Better Sleep

Sleep restores the immune, nervous, skeletal, and muscular systems. It maintains mood, memory and cognitive function. Cortisol, one of the stress hormones, is produced through lack of sleep,

Things you can do to improve your sleep

  • Our body clock likes routine. Go to sleep and get up around the same time every day.
  • Make time for sleep. Most of us need between 7-9 hours each night.
  • Keep active. One hour of moderate activity each day, ideally outdoors, improves deep sleep.
  • Create a daily exercise routine. It can be as simple as walking or gardening.
  • Engage in mentally stimulating activities, such as reading, quizzes, playing an instrument, or connecting with friends.
  • Make your bedroom a pleasant place to be. Create a calm, relaxing bedtime routine.
  • Avoid taking your worries to bed. Set aside time to write or draw, taking note of any concerns or stressors. Make a commitment to leave those concerns out of your sleep time.
  • Take care of your body, eat well, and avoid snacking in bed.
  • Take a shower or bath, or read before bedtime to wind down.
  • Lie in a comfortable bed in a dark, well-ventilated, quiet and cool place.

Things that can make sleep difficult

  • Worrying about not sleeping is one of the most common causes of not sleeping.
  • Napping during the day and sleeping-in can disrupt healthy sleep patterns.
  • Artificial light – brightly lit TV, computer or phone screens are stimulating.
  • Excessive noise. Use earplugs or try covering noise with soft music.
  • Consuming stimulants such as alcohol, chocolate, sugar, or nicotine. Heavy meals can also interfere with sleep quality.
  • Caffeine – don’t drink coffee, black or green tea, or energy drinks before bedtime.


  • Avoid electrical devices in your bedroom.
  • Dim lights two hours before sleeping and avoid blue-light emitting screens, such as smartphones or laptops.
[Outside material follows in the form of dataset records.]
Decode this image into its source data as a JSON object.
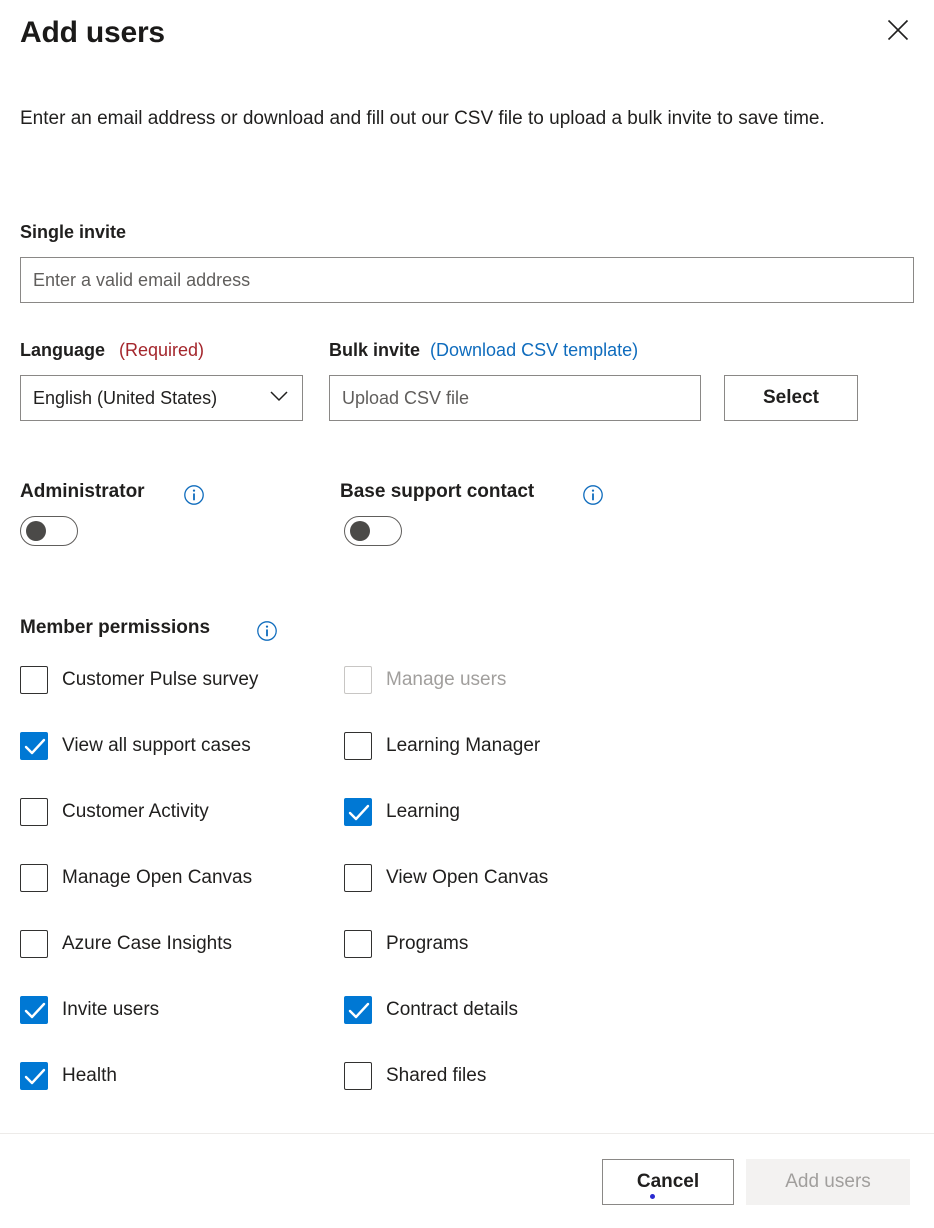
{
  "dialog": {
    "title": "Add users",
    "close_icon": "close-icon",
    "description": "Enter an email address or download and fill out our CSV file to upload a bulk invite to save time."
  },
  "single_invite": {
    "label": "Single invite",
    "placeholder": "Enter a valid email address",
    "value": ""
  },
  "language": {
    "label": "Language",
    "required_tag": "(Required)",
    "selected": "English (United States)",
    "chevron_icon": "chevron-down-icon",
    "options": [
      "English (United States)"
    ]
  },
  "bulk_invite": {
    "label": "Bulk invite",
    "download_link": "(Download CSV template)",
    "placeholder": "Upload CSV file",
    "value": "",
    "select_button": "Select"
  },
  "toggles": [
    {
      "label": "Administrator",
      "state": "off",
      "info_icon": "info-icon"
    },
    {
      "label": "Base support contact",
      "state": "off",
      "info_icon": "info-icon"
    }
  ],
  "member_permissions": {
    "heading": "Member permissions",
    "info_icon": "info-icon",
    "check_icon": "check-icon",
    "rows": [
      {
        "left": {
          "label": "Customer Pulse survey",
          "checked": false,
          "disabled": false
        },
        "right": {
          "label": "Manage users",
          "checked": false,
          "disabled": true
        }
      },
      {
        "left": {
          "label": "View all support cases",
          "checked": true,
          "disabled": false
        },
        "right": {
          "label": "Learning Manager",
          "checked": false,
          "disabled": false
        }
      },
      {
        "left": {
          "label": "Customer Activity",
          "checked": false,
          "disabled": false
        },
        "right": {
          "label": "Learning",
          "checked": true,
          "disabled": false
        }
      },
      {
        "left": {
          "label": "Manage Open Canvas",
          "checked": false,
          "disabled": false
        },
        "right": {
          "label": "View Open Canvas",
          "checked": false,
          "disabled": false
        }
      },
      {
        "left": {
          "label": "Azure Case Insights",
          "checked": false,
          "disabled": false
        },
        "right": {
          "label": "Programs",
          "checked": false,
          "disabled": false
        }
      },
      {
        "left": {
          "label": "Invite users",
          "checked": true,
          "disabled": false
        },
        "right": {
          "label": "Contract details",
          "checked": true,
          "disabled": false
        }
      },
      {
        "left": {
          "label": "Health",
          "checked": true,
          "disabled": false
        },
        "right": {
          "label": "Shared files",
          "checked": false,
          "disabled": false
        }
      }
    ]
  },
  "footer": {
    "cancel_label": "Cancel",
    "submit_label": "Add users",
    "submit_disabled": true
  },
  "colors": {
    "accent": "#0078d4",
    "link": "#0f6cbd",
    "required": "#a4262c",
    "text": "#201f1e",
    "disabled_text": "#a19f9d",
    "border": "#8a8886",
    "disabled_bg": "#f3f2f1"
  }
}
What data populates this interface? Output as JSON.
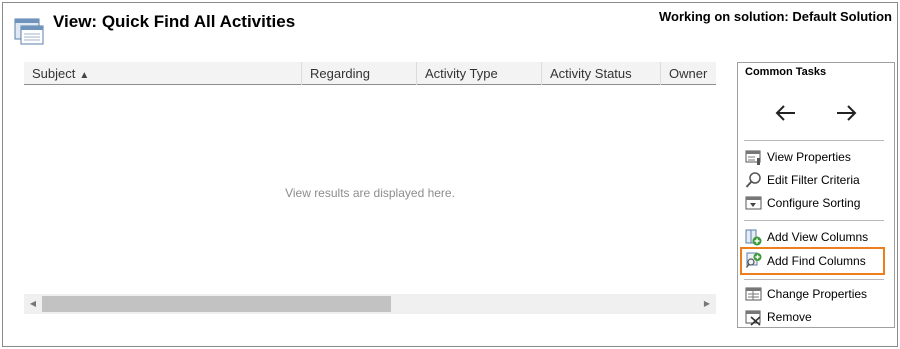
{
  "header": {
    "title": "View: Quick Find All Activities",
    "solution_label": "Working on solution: Default Solution",
    "icon": "view-icon"
  },
  "grid": {
    "columns": [
      {
        "label": "Subject",
        "sorted": "ascending"
      },
      {
        "label": "Regarding"
      },
      {
        "label": "Activity Type"
      },
      {
        "label": "Activity Status"
      },
      {
        "label": "Owner"
      }
    ],
    "empty_message": "View results are displayed here.",
    "scroll_left_icon": "triangle-left-icon",
    "scroll_right_icon": "triangle-right-icon"
  },
  "common_tasks": {
    "title": "Common Tasks",
    "nav": {
      "left_icon": "arrow-left-icon",
      "right_icon": "arrow-right-icon"
    },
    "items": [
      {
        "label": "View Properties",
        "icon": "view-properties-icon"
      },
      {
        "label": "Edit Filter Criteria",
        "icon": "magnifier-icon"
      },
      {
        "label": "Configure Sorting",
        "icon": "sorting-icon"
      },
      {
        "label": "Add View Columns",
        "icon": "add-view-columns-icon"
      },
      {
        "label": "Add Find Columns",
        "icon": "add-find-columns-icon",
        "highlighted": true
      },
      {
        "label": "Change Properties",
        "icon": "change-properties-icon"
      },
      {
        "label": "Remove",
        "icon": "remove-icon"
      }
    ],
    "highlight_color": "#ee7d1c"
  }
}
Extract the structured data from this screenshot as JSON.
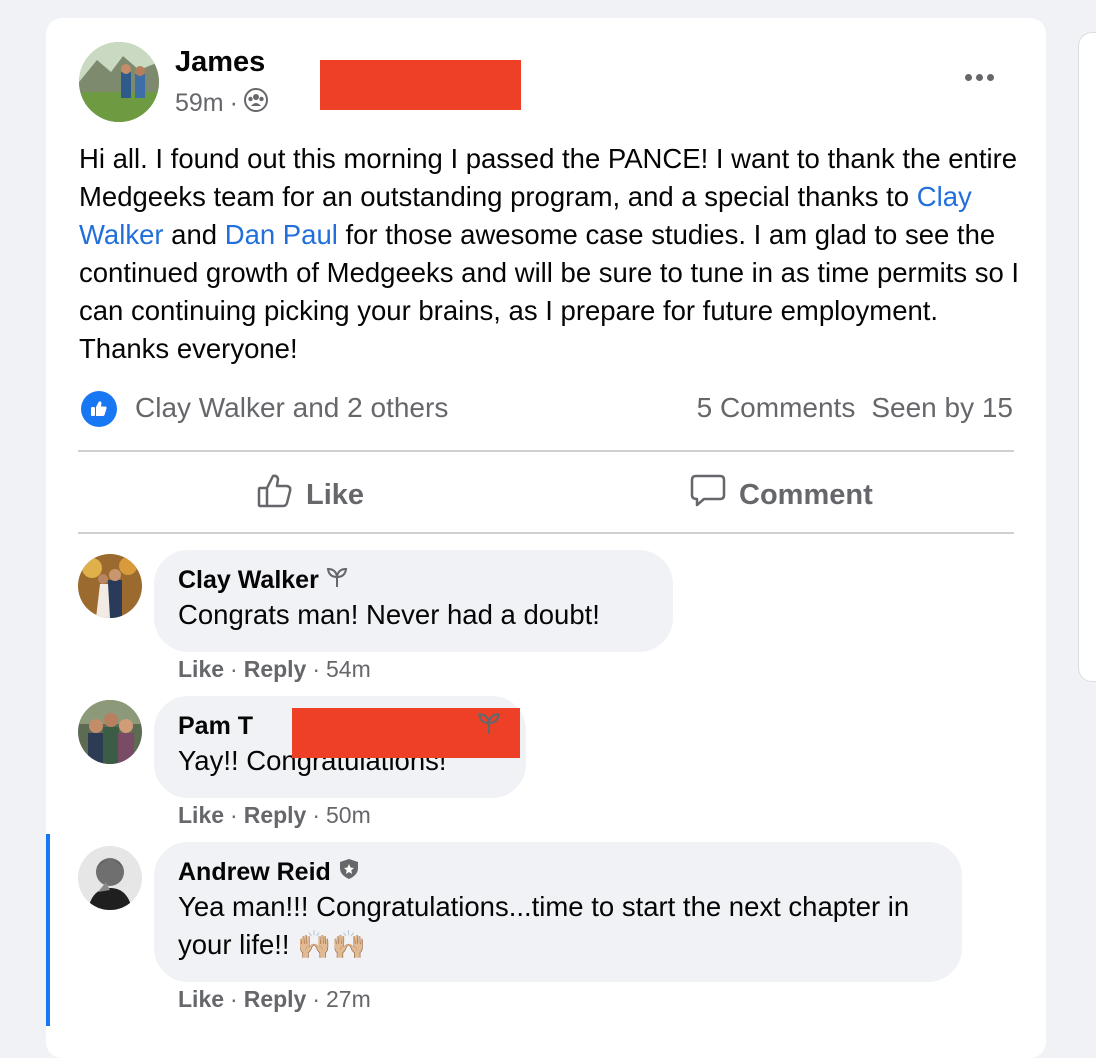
{
  "post": {
    "author": "James",
    "time": "59m",
    "separator": "·",
    "text_parts": [
      "Hi all. I found out this morning I passed the PANCE! I want to thank the entire Medgeeks team for an outstanding program, and a special thanks to ",
      "Clay Walker",
      " and ",
      "Dan Paul",
      " for those awesome case studies. I am glad to see the continued growth of Medgeeks and will be sure to tune in as time permits so I can continuing picking your brains, as I prepare for future employment. Thanks everyone!"
    ],
    "reactions": "Clay Walker and 2 others",
    "comments_count": "5 Comments",
    "seen_by": "Seen by 15"
  },
  "actions": {
    "like": "Like",
    "comment": "Comment"
  },
  "comments": [
    {
      "name": "Clay Walker",
      "text": "Congrats man! Never had a doubt!",
      "like": "Like",
      "reply": "Reply",
      "time": "54m",
      "sep": "·"
    },
    {
      "name": "Pam T",
      "text": "Yay!! Congratulations!",
      "like": "Like",
      "reply": "Reply",
      "time": "50m",
      "sep": "·"
    },
    {
      "name": "Andrew Reid",
      "text": "Yea man!!! Congratulations...time to start the next chapter in your life!! 🙌🏼🙌🏼",
      "like": "Like",
      "reply": "Reply",
      "time": "27m",
      "sep": "·"
    }
  ],
  "colors": {
    "accent": "#1877f2",
    "mention": "#216fdb",
    "redaction": "#ee4026",
    "secondary_text": "#65676b"
  },
  "icons": [
    "group-audience-icon",
    "more-options-icon",
    "like-reaction-icon",
    "like-icon",
    "comment-icon",
    "rising-star-icon",
    "admin-shield-icon",
    "raised-hands-emoji"
  ]
}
If you need to use them, switch first into “night mode”.
  • Keep bed for sleep and relaxing, and not for daytime activities.
  • Do relaxing movements, such as breathing and stretching, before bed.
  • Open windows regularly and let fresh air into your bedroom for at least 15 minutes every day.
  • Adjust bedding – add warmer layers in winter and cooler, thinner coverings in summer.
  • Listen to music that’s calming.
  • Avoid watching the clock or counting sheep, as this can keep you awake.
  • If you find yourself unable to sleep, get up and do something quietly in low light levels until you feel sleepy again.
  • Seek professional help if your nighttime sleep is fragmented over a longer period of time.
Scroll to Top